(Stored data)
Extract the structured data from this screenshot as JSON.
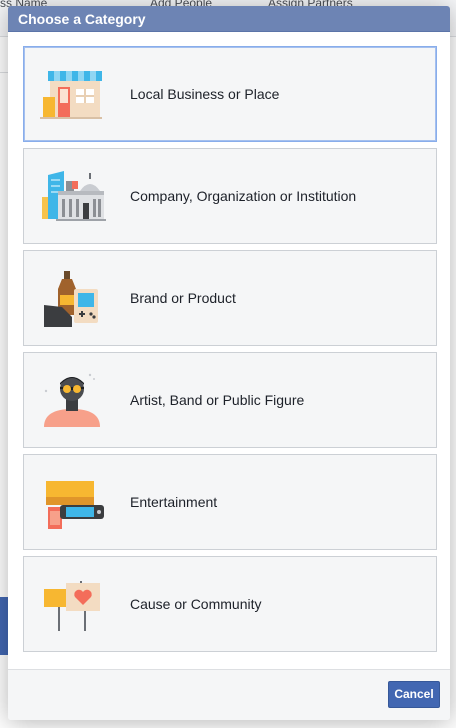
{
  "background": {
    "text_left": "ss Name",
    "add_people_label": "Add People",
    "assign_partners_label": "Assign Partners"
  },
  "dialog": {
    "title": "Choose a Category",
    "categories": [
      {
        "label": "Local Business or Place",
        "icon": "storefront-icon",
        "selected": true
      },
      {
        "label": "Company, Organization or Institution",
        "icon": "buildings-icon",
        "selected": false
      },
      {
        "label": "Brand or Product",
        "icon": "product-icon",
        "selected": false
      },
      {
        "label": "Artist, Band or Public Figure",
        "icon": "person-icon",
        "selected": false
      },
      {
        "label": "Entertainment",
        "icon": "entertainment-icon",
        "selected": false
      },
      {
        "label": "Cause or Community",
        "icon": "cause-signs-icon",
        "selected": false
      }
    ],
    "cancel_label": "Cancel"
  },
  "colors": {
    "header_bg": "#6d84b4",
    "button_bg": "#4267b2",
    "card_bg": "#f5f6f7",
    "selected_border": "#88adeb"
  }
}
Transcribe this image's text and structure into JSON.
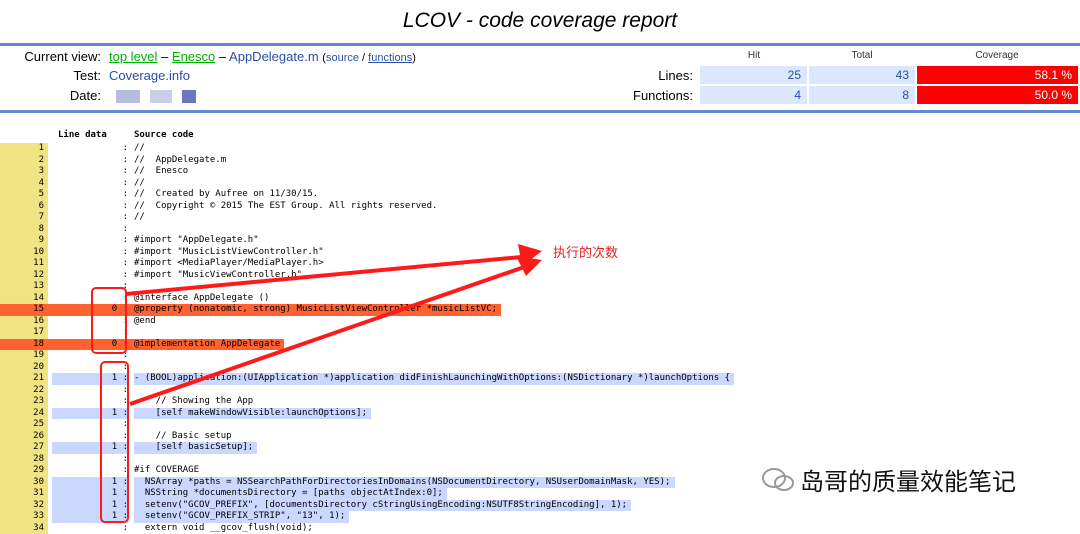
{
  "title": "LCOV - code coverage report",
  "header": {
    "current_view_label": "Current view:",
    "crumb_top": "top level",
    "crumb_sep1": "–",
    "crumb_dir": "Enesco",
    "crumb_sep2": "–",
    "crumb_file": "AppDelegate.m",
    "crumb_open": "(",
    "crumb_source": "source",
    "crumb_slash": " / ",
    "crumb_functions": "functions",
    "crumb_close": ")",
    "test_label": "Test:",
    "test_value": "Coverage.info",
    "date_label": "Date:",
    "col_hit": "Hit",
    "col_total": "Total",
    "col_coverage": "Coverage",
    "lines_label": "Lines:",
    "lines_hit": "25",
    "lines_total": "43",
    "lines_cov": "58.1 %",
    "functions_label": "Functions:",
    "functions_hit": "4",
    "functions_total": "8",
    "functions_cov": "50.0 %"
  },
  "code_header": {
    "line_data": "Line data",
    "source_code": "Source code"
  },
  "lines": [
    {
      "n": "1",
      "c": "",
      "s": "//",
      "t": "none"
    },
    {
      "n": "2",
      "c": "",
      "s": "//  AppDelegate.m",
      "t": "none"
    },
    {
      "n": "3",
      "c": "",
      "s": "//  Enesco",
      "t": "none"
    },
    {
      "n": "4",
      "c": "",
      "s": "//",
      "t": "none"
    },
    {
      "n": "5",
      "c": "",
      "s": "//  Created by Aufree on 11/30/15.",
      "t": "none"
    },
    {
      "n": "6",
      "c": "",
      "s": "//  Copyright © 2015 The EST Group. All rights reserved.",
      "t": "none"
    },
    {
      "n": "7",
      "c": "",
      "s": "//",
      "t": "none"
    },
    {
      "n": "8",
      "c": "",
      "s": "",
      "t": "none"
    },
    {
      "n": "9",
      "c": "",
      "s": "#import \"AppDelegate.h\"",
      "t": "none"
    },
    {
      "n": "10",
      "c": "",
      "s": "#import \"MusicListViewController.h\"",
      "t": "none"
    },
    {
      "n": "11",
      "c": "",
      "s": "#import <MediaPlayer/MediaPlayer.h>",
      "t": "none"
    },
    {
      "n": "12",
      "c": "",
      "s": "#import \"MusicViewController.h\"",
      "t": "none"
    },
    {
      "n": "13",
      "c": "",
      "s": "",
      "t": "none"
    },
    {
      "n": "14",
      "c": "",
      "s": "@interface AppDelegate ()",
      "t": "none"
    },
    {
      "n": "15",
      "c": "0",
      "s": "@property (nonatomic, strong) MusicListViewController *musicListVC;",
      "t": "miss"
    },
    {
      "n": "16",
      "c": "",
      "s": "@end",
      "t": "none"
    },
    {
      "n": "17",
      "c": "",
      "s": "",
      "t": "none"
    },
    {
      "n": "18",
      "c": "0",
      "s": "@implementation AppDelegate",
      "t": "miss"
    },
    {
      "n": "19",
      "c": "",
      "s": "",
      "t": "none"
    },
    {
      "n": "20",
      "c": "",
      "s": "",
      "t": "none"
    },
    {
      "n": "21",
      "c": "1",
      "s": "- (BOOL)application:(UIApplication *)application didFinishLaunchingWithOptions:(NSDictionary *)launchOptions {",
      "t": "hit"
    },
    {
      "n": "22",
      "c": "",
      "s": "",
      "t": "none"
    },
    {
      "n": "23",
      "c": "",
      "s": "    // Showing the App",
      "t": "none"
    },
    {
      "n": "24",
      "c": "1",
      "s": "    [self makeWindowVisible:launchOptions];",
      "t": "hit"
    },
    {
      "n": "25",
      "c": "",
      "s": "",
      "t": "none"
    },
    {
      "n": "26",
      "c": "",
      "s": "    // Basic setup",
      "t": "none"
    },
    {
      "n": "27",
      "c": "1",
      "s": "    [self basicSetup];",
      "t": "hit"
    },
    {
      "n": "28",
      "c": "",
      "s": "",
      "t": "none"
    },
    {
      "n": "29",
      "c": "",
      "s": "#if COVERAGE",
      "t": "none"
    },
    {
      "n": "30",
      "c": "1",
      "s": "  NSArray *paths = NSSearchPathForDirectoriesInDomains(NSDocumentDirectory, NSUserDomainMask, YES);",
      "t": "hit"
    },
    {
      "n": "31",
      "c": "1",
      "s": "  NSString *documentsDirectory = [paths objectAtIndex:0];",
      "t": "hit"
    },
    {
      "n": "32",
      "c": "1",
      "s": "  setenv(\"GCOV_PREFIX\", [documentsDirectory cStringUsingEncoding:NSUTF8StringEncoding], 1);",
      "t": "hit"
    },
    {
      "n": "33",
      "c": "1",
      "s": "  setenv(\"GCOV_PREFIX_STRIP\", \"13\", 1);",
      "t": "hit"
    },
    {
      "n": "34",
      "c": "",
      "s": "  extern void __gcov_flush(void);",
      "t": "none"
    }
  ],
  "annotation": "执行的次数",
  "watermark": "岛哥的质量效能笔记",
  "colors": {
    "rule": "#6688d4",
    "hit_bg": "#cad7fe",
    "miss_bg": "#ff6230",
    "linenum_bg": "#efe383",
    "coverage_low": "#ff0000",
    "annotation": "#e02020"
  }
}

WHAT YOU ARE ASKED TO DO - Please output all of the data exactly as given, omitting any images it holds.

RESPONSE BOX -
Extract the structured data from this screenshot as JSON.
{
  "background": {
    "text_left": "ss Name",
    "add_people_label": "Add People",
    "assign_partners_label": "Assign Partners"
  },
  "dialog": {
    "title": "Choose a Category",
    "categories": [
      {
        "label": "Local Business or Place",
        "icon": "storefront-icon",
        "selected": true
      },
      {
        "label": "Company, Organization or Institution",
        "icon": "buildings-icon",
        "selected": false
      },
      {
        "label": "Brand or Product",
        "icon": "product-icon",
        "selected": false
      },
      {
        "label": "Artist, Band or Public Figure",
        "icon": "person-icon",
        "selected": false
      },
      {
        "label": "Entertainment",
        "icon": "entertainment-icon",
        "selected": false
      },
      {
        "label": "Cause or Community",
        "icon": "cause-signs-icon",
        "selected": false
      }
    ],
    "cancel_label": "Cancel"
  },
  "colors": {
    "header_bg": "#6d84b4",
    "button_bg": "#4267b2",
    "card_bg": "#f5f6f7",
    "selected_border": "#88adeb"
  }
}
Transcribe this image's text and structure into JSON.
{
  "title": "LCOV - code coverage report",
  "header": {
    "current_view_label": "Current view:",
    "crumb_top": "top level",
    "crumb_sep1": "–",
    "crumb_dir": "Enesco",
    "crumb_sep2": "–",
    "crumb_file": "AppDelegate.m",
    "crumb_open": "(",
    "crumb_source": "source",
    "crumb_slash": " / ",
    "crumb_functions": "functions",
    "crumb_close": ")",
    "test_label": "Test:",
    "test_value": "Coverage.info",
    "date_label": "Date:",
    "col_hit": "Hit",
    "col_total": "Total",
    "col_coverage": "Coverage",
    "lines_label": "Lines:",
    "lines_hit": "25",
    "lines_total": "43",
    "lines_cov": "58.1 %",
    "functions_label": "Functions:",
    "functions_hit": "4",
    "functions_total": "8",
    "functions_cov": "50.0 %"
  },
  "code_header": {
    "line_data": "Line data",
    "source_code": "Source code"
  },
  "lines": [
    {
      "n": "1",
      "c": "",
      "s": "//",
      "t": "none"
    },
    {
      "n": "2",
      "c": "",
      "s": "//  AppDelegate.m",
      "t": "none"
    },
    {
      "n": "3",
      "c": "",
      "s": "//  Enesco",
      "t": "none"
    },
    {
      "n": "4",
      "c": "",
      "s": "//",
      "t": "none"
    },
    {
      "n": "5",
      "c": "",
      "s": "//  Created by Aufree on 11/30/15.",
      "t": "none"
    },
    {
      "n": "6",
      "c": "",
      "s": "//  Copyright © 2015 The EST Group. All rights reserved.",
      "t": "none"
    },
    {
      "n": "7",
      "c": "",
      "s": "//",
      "t": "none"
    },
    {
      "n": "8",
      "c": "",
      "s": "",
      "t": "none"
    },
    {
      "n": "9",
      "c": "",
      "s": "#import \"AppDelegate.h\"",
      "t": "none"
    },
    {
      "n": "10",
      "c": "",
      "s": "#import \"MusicListViewController.h\"",
      "t": "none"
    },
    {
      "n": "11",
      "c": "",
      "s": "#import <MediaPlayer/MediaPlayer.h>",
      "t": "none"
    },
    {
      "n": "12",
      "c": "",
      "s": "#import \"MusicViewController.h\"",
      "t": "none"
    },
    {
      "n": "13",
      "c": "",
      "s": "",
      "t": "none"
    },
    {
      "n": "14",
      "c": "",
      "s": "@interface AppDelegate ()",
      "t": "none"
    },
    {
      "n": "15",
      "c": "0",
      "s": "@property (nonatomic, strong) MusicListViewController *musicListVC;",
      "t": "miss"
    },
    {
      "n": "16",
      "c": "",
      "s": "@end",
      "t": "none"
    },
    {
      "n": "17",
      "c": "",
      "s": "",
      "t": "none"
    },
    {
      "n": "18",
      "c": "0",
      "s": "@implementation AppDelegate",
      "t": "miss"
    },
    {
      "n": "19",
      "c": "",
      "s": "",
      "t": "none"
    },
    {
      "n": "20",
      "c": "",
      "s": "",
      "t": "none"
    },
    {
      "n": "21",
      "c": "1",
      "s": "- (BOOL)application:(UIApplication *)application didFinishLaunchingWithOptions:(NSDictionary *)launchOptions {",
      "t": "hit"
    },
    {
      "n": "22",
      "c": "",
      "s": "",
      "t": "none"
    },
    {
      "n": "23",
      "c": "",
      "s": "    // Showing the App",
      "t": "none"
    },
    {
      "n": "24",
      "c": "1",
      "s": "    [self makeWindowVisible:launchOptions];",
      "t": "hit"
    },
    {
      "n": "25",
      "c": "",
      "s": "",
      "t": "none"
    },
    {
      "n": "26",
      "c": "",
      "s": "    // Basic setup",
      "t": "none"
    },
    {
      "n": "27",
      "c": "1",
      "s": "    [self basicSetup];",
      "t": "hit"
    },
    {
      "n": "28",
      "c": "",
      "s": "",
      "t": "none"
    },
    {
      "n": "29",
      "c": "",
      "s": "#if COVERAGE",
      "t": "none"
    },
    {
      "n": "30",
      "c": "1",
      "s": "  NSArray *paths = NSSearchPathForDirectoriesInDomains(NSDocumentDirectory, NSUserDomainMask, YES);",
      "t": "hit"
    },
    {
      "n": "31",
      "c": "1",
      "s": "  NSString *documentsDirectory = [paths objectAtIndex:0];",
      "t": "hit"
    },
    {
      "n": "32",
      "c": "1",
      "s": "  setenv(\"GCOV_PREFIX\", [documentsDirectory cStringUsingEncoding:NSUTF8StringEncoding], 1);",
      "t": "hit"
    },
    {
      "n": "33",
      "c": "1",
      "s": "  setenv(\"GCOV_PREFIX_STRIP\", \"13\", 1);",
      "t": "hit"
    },
    {
      "n": "34",
      "c": "",
      "s": "  extern void __gcov_flush(void);",
      "t": "none"
    }
  ],
  "annotation": "执行的次数",
  "watermark": "岛哥的质量效能笔记",
  "colors": {
    "rule": "#6688d4",
    "hit_bg": "#cad7fe",
    "miss_bg": "#ff6230",
    "linenum_bg": "#efe383",
    "coverage_low": "#ff0000",
    "annotation": "#e02020"
  }
}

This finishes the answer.